[in original boards] London: Printed and Published by R. Carlile, 1822. Original drab paper-covered boards.
First Published Edition, second issue -- which is to say, the sheets of William Clark's 1821 pirated edition, with the 1822 cancel title leaf of radical publisher Richard Carlile. "Queen Mab, a Philosophical Poem [in Nine Cantos] with [Seventeen] Notes" -- Shelley's first major poetic work -- was first privately-printed in 1813. Since it was a radical and revolutionary vision of a utopian world (from an atheistic viewpoint), Shelley never intended it to go beyond his friends. But in 1821 a stash of the undistributed sheets was discovered by London bookseller William Clark, and the result was an 1821 pirated edition (with the help of the infamous book pirate Thomas Moses, whose monogram also appears here on the final page of text). Shelley tried to suppress this Clark/Moses edition, but was unsuccessful because the courts ruled that "books liable to conviction for blasphemy or sedition are not entitled to legal protection." Clark spent four months in prison, courtesy of the Society for the Prevention of Vice; Clark's sheets ultimately fell into the hands of his former employer Richard Carlile, who issued this edition (with his own title leaf) in 1822 -- Shelley having just drowned off the coast of Italy in July 1822.

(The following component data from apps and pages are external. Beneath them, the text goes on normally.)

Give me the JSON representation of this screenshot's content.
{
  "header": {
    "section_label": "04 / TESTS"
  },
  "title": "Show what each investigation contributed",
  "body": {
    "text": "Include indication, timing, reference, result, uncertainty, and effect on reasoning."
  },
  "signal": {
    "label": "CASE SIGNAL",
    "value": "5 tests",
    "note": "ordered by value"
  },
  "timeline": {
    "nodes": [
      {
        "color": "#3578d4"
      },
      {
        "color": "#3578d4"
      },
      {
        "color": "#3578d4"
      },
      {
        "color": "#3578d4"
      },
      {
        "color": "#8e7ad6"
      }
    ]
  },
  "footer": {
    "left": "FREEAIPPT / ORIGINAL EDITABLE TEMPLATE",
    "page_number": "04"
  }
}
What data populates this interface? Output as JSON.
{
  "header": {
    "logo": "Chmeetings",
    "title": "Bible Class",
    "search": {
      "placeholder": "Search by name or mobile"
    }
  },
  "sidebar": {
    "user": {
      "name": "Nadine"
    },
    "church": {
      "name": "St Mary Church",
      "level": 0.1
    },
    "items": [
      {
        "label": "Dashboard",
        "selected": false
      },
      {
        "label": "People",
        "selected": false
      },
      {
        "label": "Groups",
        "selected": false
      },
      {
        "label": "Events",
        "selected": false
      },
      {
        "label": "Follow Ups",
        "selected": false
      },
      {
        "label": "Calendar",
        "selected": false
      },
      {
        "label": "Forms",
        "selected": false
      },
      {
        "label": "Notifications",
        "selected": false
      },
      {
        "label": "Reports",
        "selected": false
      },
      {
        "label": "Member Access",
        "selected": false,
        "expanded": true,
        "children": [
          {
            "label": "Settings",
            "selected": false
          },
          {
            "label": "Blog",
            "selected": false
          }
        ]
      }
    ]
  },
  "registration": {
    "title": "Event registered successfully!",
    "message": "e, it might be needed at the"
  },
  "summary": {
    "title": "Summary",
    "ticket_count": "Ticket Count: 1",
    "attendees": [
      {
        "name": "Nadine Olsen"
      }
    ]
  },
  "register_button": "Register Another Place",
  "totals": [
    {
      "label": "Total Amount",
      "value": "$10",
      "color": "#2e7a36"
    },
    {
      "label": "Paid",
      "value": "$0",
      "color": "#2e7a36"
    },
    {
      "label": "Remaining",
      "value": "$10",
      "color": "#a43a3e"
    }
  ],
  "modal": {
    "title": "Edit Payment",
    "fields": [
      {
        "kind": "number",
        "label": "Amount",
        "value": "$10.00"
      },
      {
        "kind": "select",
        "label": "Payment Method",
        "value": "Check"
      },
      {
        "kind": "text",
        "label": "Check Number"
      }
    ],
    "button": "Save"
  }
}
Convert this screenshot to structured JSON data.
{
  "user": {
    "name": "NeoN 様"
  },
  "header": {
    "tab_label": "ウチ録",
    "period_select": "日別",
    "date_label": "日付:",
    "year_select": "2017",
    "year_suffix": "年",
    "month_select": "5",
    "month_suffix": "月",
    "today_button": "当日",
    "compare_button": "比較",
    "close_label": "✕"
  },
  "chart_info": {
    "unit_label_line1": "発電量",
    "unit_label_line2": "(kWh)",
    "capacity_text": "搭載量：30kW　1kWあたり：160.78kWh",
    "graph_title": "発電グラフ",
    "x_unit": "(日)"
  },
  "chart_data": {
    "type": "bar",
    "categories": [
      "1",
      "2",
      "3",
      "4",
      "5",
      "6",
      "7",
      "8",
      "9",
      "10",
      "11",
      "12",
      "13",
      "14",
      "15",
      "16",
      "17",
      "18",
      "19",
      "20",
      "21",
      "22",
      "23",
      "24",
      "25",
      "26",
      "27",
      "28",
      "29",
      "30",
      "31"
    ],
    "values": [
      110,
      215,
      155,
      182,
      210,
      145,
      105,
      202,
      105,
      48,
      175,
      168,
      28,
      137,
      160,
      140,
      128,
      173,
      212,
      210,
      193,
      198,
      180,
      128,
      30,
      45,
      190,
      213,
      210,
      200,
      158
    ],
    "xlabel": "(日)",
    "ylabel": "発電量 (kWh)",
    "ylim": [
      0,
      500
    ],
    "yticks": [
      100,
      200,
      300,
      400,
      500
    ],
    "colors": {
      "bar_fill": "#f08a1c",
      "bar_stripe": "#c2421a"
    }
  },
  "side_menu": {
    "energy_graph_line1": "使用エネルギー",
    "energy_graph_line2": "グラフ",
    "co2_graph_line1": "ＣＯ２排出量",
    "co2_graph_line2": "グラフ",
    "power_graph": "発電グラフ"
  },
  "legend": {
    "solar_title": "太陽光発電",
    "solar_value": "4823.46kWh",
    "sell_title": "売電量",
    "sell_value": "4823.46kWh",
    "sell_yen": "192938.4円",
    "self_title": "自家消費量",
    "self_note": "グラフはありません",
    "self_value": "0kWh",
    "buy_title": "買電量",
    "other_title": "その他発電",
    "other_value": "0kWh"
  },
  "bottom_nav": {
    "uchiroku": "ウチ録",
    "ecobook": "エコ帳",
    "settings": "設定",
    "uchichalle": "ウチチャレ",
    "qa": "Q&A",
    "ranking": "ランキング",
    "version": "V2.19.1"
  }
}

This copy includes, at the rear, Shelley's dedicatory poem "To Harriet *****, which had appeared in his 1813 copies but which Shelley had ever since tried to suppress -- and for good reason... In 1811, 19-year-old Shelley had eloped with 16-year-old Harriet Westbrook, under her threat that she would otherwise take her own life; in July 1814 -- after the 1813 QUEEN MAB was printed with its dedication -- Shelley fled pregnant Harriet for the Continent with Mary Godwin and, after Harriet did in fact take her own life, married Mary at the end of 1816. (In 1818 Mary's FRANKENSTEIN was published.)
This copy is still, remarkably, in the original drab paper-covered boards, albeit without spine label; the leaves are uncut, and the original endpapers are intact. There is minor edge-wear, and one small patch of the spine has chipped away, but this is certainly near-fine condition. Housed in a cloth clamshell case with leather label. (Incidentally, in the legendary eight-day Jerome Kern sale of January 1929, the highest price achieved (today, just over $1 million) was by a copy of QUEEN MAB annotated by Shelley -- thanks to Lee Biondi for this tidbit.). Item #14616